::: Provided information :::

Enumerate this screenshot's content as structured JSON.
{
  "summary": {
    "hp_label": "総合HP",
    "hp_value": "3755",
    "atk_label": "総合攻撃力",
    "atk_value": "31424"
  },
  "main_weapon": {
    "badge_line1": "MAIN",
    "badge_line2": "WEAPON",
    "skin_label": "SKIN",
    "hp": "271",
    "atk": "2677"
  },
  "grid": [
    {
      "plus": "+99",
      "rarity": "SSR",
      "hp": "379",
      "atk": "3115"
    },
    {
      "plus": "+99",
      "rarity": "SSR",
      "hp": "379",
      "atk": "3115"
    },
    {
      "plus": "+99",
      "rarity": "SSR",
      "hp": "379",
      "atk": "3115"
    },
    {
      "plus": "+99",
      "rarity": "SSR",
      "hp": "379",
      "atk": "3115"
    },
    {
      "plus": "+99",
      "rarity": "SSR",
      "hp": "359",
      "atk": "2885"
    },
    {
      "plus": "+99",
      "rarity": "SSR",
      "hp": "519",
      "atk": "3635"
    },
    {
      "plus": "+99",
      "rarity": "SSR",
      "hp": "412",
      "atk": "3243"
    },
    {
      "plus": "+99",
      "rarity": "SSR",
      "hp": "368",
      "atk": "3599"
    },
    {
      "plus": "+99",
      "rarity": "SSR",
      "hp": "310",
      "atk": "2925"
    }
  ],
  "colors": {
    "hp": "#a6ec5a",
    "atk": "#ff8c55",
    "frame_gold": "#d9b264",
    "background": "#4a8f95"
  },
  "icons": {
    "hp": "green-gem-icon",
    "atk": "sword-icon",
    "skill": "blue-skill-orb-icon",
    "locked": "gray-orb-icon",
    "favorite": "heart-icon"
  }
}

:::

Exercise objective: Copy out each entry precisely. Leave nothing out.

Solution to the exercise:
Enumerate this screenshot's content as structured JSON.
{
  "summary": {
    "hp_label": "総合HP",
    "hp_value": "3755",
    "atk_label": "総合攻撃力",
    "atk_value": "31424"
  },
  "main_weapon": {
    "badge_line1": "MAIN",
    "badge_line2": "WEAPON",
    "skin_label": "SKIN",
    "hp": "271",
    "atk": "2677"
  },
  "grid": [
    {
      "plus": "+99",
      "rarity": "SSR",
      "hp": "379",
      "atk": "3115"
    },
    {
      "plus": "+99",
      "rarity": "SSR",
      "hp": "379",
      "atk": "3115"
    },
    {
      "plus": "+99",
      "rarity": "SSR",
      "hp": "379",
      "atk": "3115"
    },
    {
      "plus": "+99",
      "rarity": "SSR",
      "hp": "379",
      "atk": "3115"
    },
    {
      "plus": "+99",
      "rarity": "SSR",
      "hp": "359",
      "atk": "2885"
    },
    {
      "plus": "+99",
      "rarity": "SSR",
      "hp": "519",
      "atk": "3635"
    },
    {
      "plus": "+99",
      "rarity": "SSR",
      "hp": "412",
      "atk": "3243"
    },
    {
      "plus": "+99",
      "rarity": "SSR",
      "hp": "368",
      "atk": "3599"
    },
    {
      "plus": "+99",
      "rarity": "SSR",
      "hp": "310",
      "atk": "2925"
    }
  ],
  "colors": {
    "hp": "#a6ec5a",
    "atk": "#ff8c55",
    "frame_gold": "#d9b264",
    "background": "#4a8f95"
  },
  "icons": {
    "hp": "green-gem-icon",
    "atk": "sword-icon",
    "skill": "blue-skill-orb-icon",
    "locked": "gray-orb-icon",
    "favorite": "heart-icon"
  }
}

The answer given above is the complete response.